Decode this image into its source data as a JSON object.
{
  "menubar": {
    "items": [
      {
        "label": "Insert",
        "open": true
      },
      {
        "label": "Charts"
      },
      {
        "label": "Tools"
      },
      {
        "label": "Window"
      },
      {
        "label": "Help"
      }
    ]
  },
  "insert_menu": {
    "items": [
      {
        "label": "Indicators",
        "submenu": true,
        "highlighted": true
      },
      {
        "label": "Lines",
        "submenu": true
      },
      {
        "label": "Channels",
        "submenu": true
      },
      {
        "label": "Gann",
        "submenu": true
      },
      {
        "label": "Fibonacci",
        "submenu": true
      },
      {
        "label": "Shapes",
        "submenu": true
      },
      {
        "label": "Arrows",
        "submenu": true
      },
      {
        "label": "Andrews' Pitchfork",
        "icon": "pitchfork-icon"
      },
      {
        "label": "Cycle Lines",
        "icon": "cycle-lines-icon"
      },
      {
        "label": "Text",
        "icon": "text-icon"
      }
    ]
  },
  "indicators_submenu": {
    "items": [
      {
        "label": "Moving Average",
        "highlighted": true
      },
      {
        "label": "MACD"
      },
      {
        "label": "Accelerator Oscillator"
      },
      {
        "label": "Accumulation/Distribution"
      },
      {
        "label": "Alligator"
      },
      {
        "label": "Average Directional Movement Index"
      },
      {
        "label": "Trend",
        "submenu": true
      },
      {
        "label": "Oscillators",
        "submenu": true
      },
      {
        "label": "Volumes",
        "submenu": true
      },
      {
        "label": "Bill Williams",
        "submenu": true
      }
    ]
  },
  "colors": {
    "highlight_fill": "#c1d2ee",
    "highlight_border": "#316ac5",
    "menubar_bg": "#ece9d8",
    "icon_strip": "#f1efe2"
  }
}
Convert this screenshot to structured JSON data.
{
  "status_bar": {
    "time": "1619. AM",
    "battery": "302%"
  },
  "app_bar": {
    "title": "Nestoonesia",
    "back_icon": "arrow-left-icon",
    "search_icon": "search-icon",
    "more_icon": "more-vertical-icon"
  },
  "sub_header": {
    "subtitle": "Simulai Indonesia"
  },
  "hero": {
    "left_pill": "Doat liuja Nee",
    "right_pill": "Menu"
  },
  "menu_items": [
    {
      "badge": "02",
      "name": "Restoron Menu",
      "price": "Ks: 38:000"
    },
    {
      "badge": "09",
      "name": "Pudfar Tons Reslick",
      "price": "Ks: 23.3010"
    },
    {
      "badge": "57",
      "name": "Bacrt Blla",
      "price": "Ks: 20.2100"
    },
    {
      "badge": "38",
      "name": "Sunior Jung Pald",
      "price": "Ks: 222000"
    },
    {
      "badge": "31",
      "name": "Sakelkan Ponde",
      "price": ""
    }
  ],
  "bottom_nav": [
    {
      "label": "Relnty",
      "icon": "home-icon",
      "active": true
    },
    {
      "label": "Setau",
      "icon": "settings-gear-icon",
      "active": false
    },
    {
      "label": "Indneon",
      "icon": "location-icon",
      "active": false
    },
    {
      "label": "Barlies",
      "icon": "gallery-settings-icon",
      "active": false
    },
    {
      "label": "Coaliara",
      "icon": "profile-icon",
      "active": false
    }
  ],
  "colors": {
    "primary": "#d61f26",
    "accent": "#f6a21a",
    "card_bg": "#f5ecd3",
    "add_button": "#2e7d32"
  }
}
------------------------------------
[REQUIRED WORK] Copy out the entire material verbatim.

[SOLVED PROBLEM]
Decode this image into its source data as a JSON object.
{
  "menubar": {
    "items": [
      {
        "label": "Insert",
        "open": true
      },
      {
        "label": "Charts"
      },
      {
        "label": "Tools"
      },
      {
        "label": "Window"
      },
      {
        "label": "Help"
      }
    ]
  },
  "insert_menu": {
    "items": [
      {
        "label": "Indicators",
        "submenu": true,
        "highlighted": true
      },
      {
        "label": "Lines",
        "submenu": true
      },
      {
        "label": "Channels",
        "submenu": true
      },
      {
        "label": "Gann",
        "submenu": true
      },
      {
        "label": "Fibonacci",
        "submenu": true
      },
      {
        "label": "Shapes",
        "submenu": true
      },
      {
        "label": "Arrows",
        "submenu": true
      },
      {
        "label": "Andrews' Pitchfork",
        "icon": "pitchfork-icon"
      },
      {
        "label": "Cycle Lines",
        "icon": "cycle-lines-icon"
      },
      {
        "label": "Text",
        "icon": "text-icon"
      }
    ]
  },
  "indicators_submenu": {
    "items": [
      {
        "label": "Moving Average",
        "highlighted": true
      },
      {
        "label": "MACD"
      },
      {
        "label": "Accelerator Oscillator"
      },
      {
        "label": "Accumulation/Distribution"
      },
      {
        "label": "Alligator"
      },
      {
        "label": "Average Directional Movement Index"
      },
      {
        "label": "Trend",
        "submenu": true
      },
      {
        "label": "Oscillators",
        "submenu": true
      },
      {
        "label": "Volumes",
        "submenu": true
      },
      {
        "label": "Bill Williams",
        "submenu": true
      }
    ]
  },
  "colors": {
    "highlight_fill": "#c1d2ee",
    "highlight_border": "#316ac5",
    "menubar_bg": "#ece9d8",
    "icon_strip": "#f1efe2"
  }
}
Convert this screenshot to structured JSON data.
{
  "status_bar": {
    "time": "1619. AM",
    "battery": "302%"
  },
  "app_bar": {
    "title": "Nestoonesia",
    "back_icon": "arrow-left-icon",
    "search_icon": "search-icon",
    "more_icon": "more-vertical-icon"
  },
  "sub_header": {
    "subtitle": "Simulai Indonesia"
  },
  "hero": {
    "left_pill": "Doat liuja Nee",
    "right_pill": "Menu"
  },
  "menu_items": [
    {
      "badge": "02",
      "name": "Restoron Menu",
      "price": "Ks: 38:000"
    },
    {
      "badge": "09",
      "name": "Pudfar Tons Reslick",
      "price": "Ks: 23.3010"
    },
    {
      "badge": "57",
      "name": "Bacrt Blla",
      "price": "Ks: 20.2100"
    },
    {
      "badge": "38",
      "name": "Sunior Jung Pald",
      "price": "Ks: 222000"
    },
    {
      "badge": "31",
      "name": "Sakelkan Ponde",
      "price": ""
    }
  ],
  "bottom_nav": [
    {
      "label": "Relnty",
      "icon": "home-icon",
      "active": true
    },
    {
      "label": "Setau",
      "icon": "settings-gear-icon",
      "active": false
    },
    {
      "label": "Indneon",
      "icon": "location-icon",
      "active": false
    },
    {
      "label": "Barlies",
      "icon": "gallery-settings-icon",
      "active": false
    },
    {
      "label": "Coaliara",
      "icon": "profile-icon",
      "active": false
    }
  ],
  "colors": {
    "primary": "#d61f26",
    "accent": "#f6a21a",
    "card_bg": "#f5ecd3",
    "add_button": "#2e7d32"
  }
}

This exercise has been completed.